* **MATERIAL PROVIDED**
_ _ _ _

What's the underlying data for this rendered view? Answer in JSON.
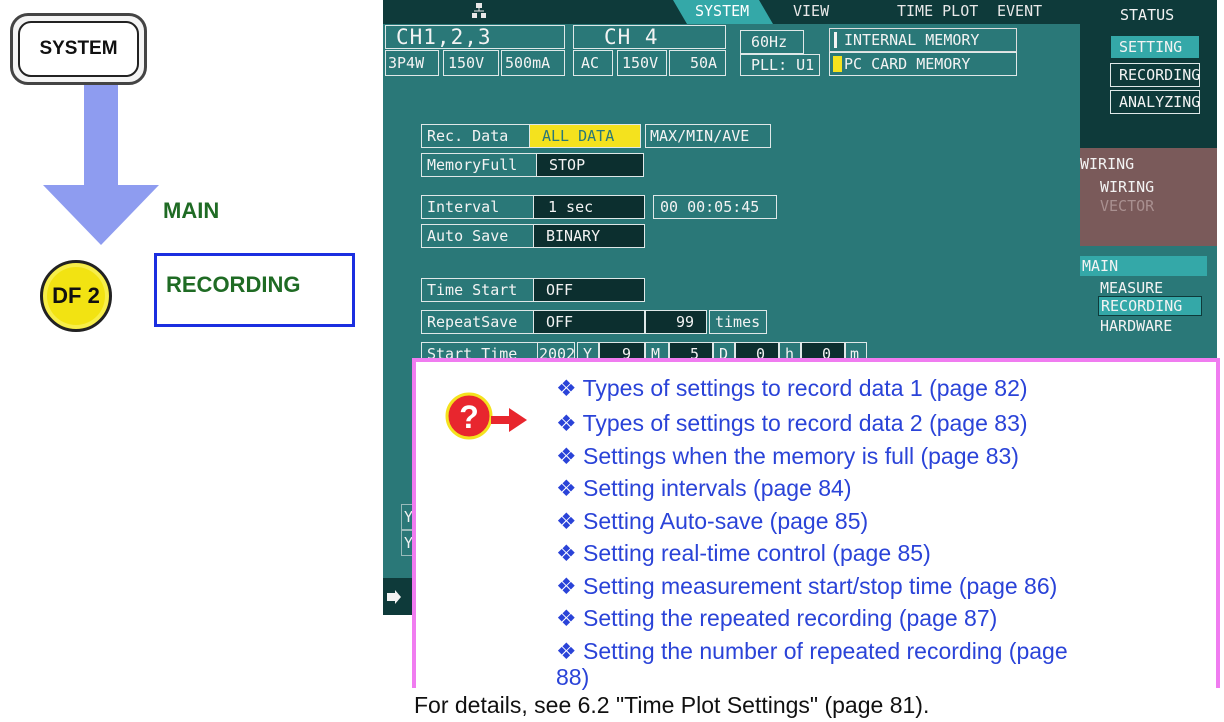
{
  "left": {
    "system_button": "SYSTEM",
    "main_label": "MAIN",
    "df2_label": "DF 2",
    "recording_label": "RECORDING"
  },
  "screen": {
    "tabs": [
      "SYSTEM",
      "VIEW",
      "TIME PLOT",
      "EVENT"
    ],
    "ch123": {
      "title": "CH1,2,3",
      "wiring": "3P4W",
      "voltage": "150V",
      "current": "500mA"
    },
    "ch4": {
      "title": "CH 4",
      "mode": "AC",
      "voltage": "150V",
      "current": "50A"
    },
    "freq": "60Hz",
    "pll": "PLL: U1",
    "memory": {
      "internal": "INTERNAL MEMORY",
      "card": "PC CARD  MEMORY"
    },
    "right_menu": {
      "status": "STATUS",
      "setting": "SETTING",
      "recording": "RECORDING",
      "analyzing": "ANALYZING",
      "wiring_header": "WIRING",
      "wiring": "WIRING",
      "vector": "VECTOR",
      "main_header": "MAIN",
      "measure": "MEASURE",
      "recording2": "RECORDING",
      "hardware": "HARDWARE"
    },
    "fields": {
      "rec_data_label": "Rec. Data",
      "rec_data_sel": "ALL DATA",
      "rec_data_alt": "MAX/MIN/AVE",
      "memfull_label": "MemoryFull",
      "memfull_val": "STOP",
      "interval_label": "Interval",
      "interval_val": "1 sec",
      "interval_time": "00 00:05:45",
      "autosave_label": "Auto Save",
      "autosave_val": "BINARY",
      "timestart_label": "Time Start",
      "timestart_val": "OFF",
      "repeat_label": "RepeatSave",
      "repeat_val": "OFF",
      "repeat_count": "99",
      "repeat_unit": "times",
      "starttime_label": "Start Time",
      "start_year": "2002",
      "y": "Y",
      "start_month": "9",
      "m": "M",
      "start_day": "5",
      "d": "D",
      "start_hour": "0",
      "h": "h",
      "start_min": "0",
      "mm": "m"
    },
    "left_partial": [
      "Y",
      "Y"
    ]
  },
  "popup": {
    "links": [
      "❖ Types of settings to record data 1 (page 82)",
      "❖ Types of settings to record data 2 (page 83)",
      "❖ Settings when the memory is full (page 83)",
      "❖ Setting intervals (page 84)",
      "❖ Setting Auto-save (page 85)",
      "❖ Setting real-time control (page 85)",
      "❖ Setting measurement start/stop time (page 86)",
      "❖ Setting the repeated recording (page 87)",
      "❖ Setting the number of repeated recording (page",
      "88)"
    ]
  },
  "footer": "For details, see 6.2 \"Time Plot Settings\" (page 81)."
}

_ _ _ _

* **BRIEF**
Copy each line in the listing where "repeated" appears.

* **ANSWER FOR THIS EXERCISE**
      "❖ Setting the repeated recording (page 87)",
      "❖ Setting the number of repeated recording (page",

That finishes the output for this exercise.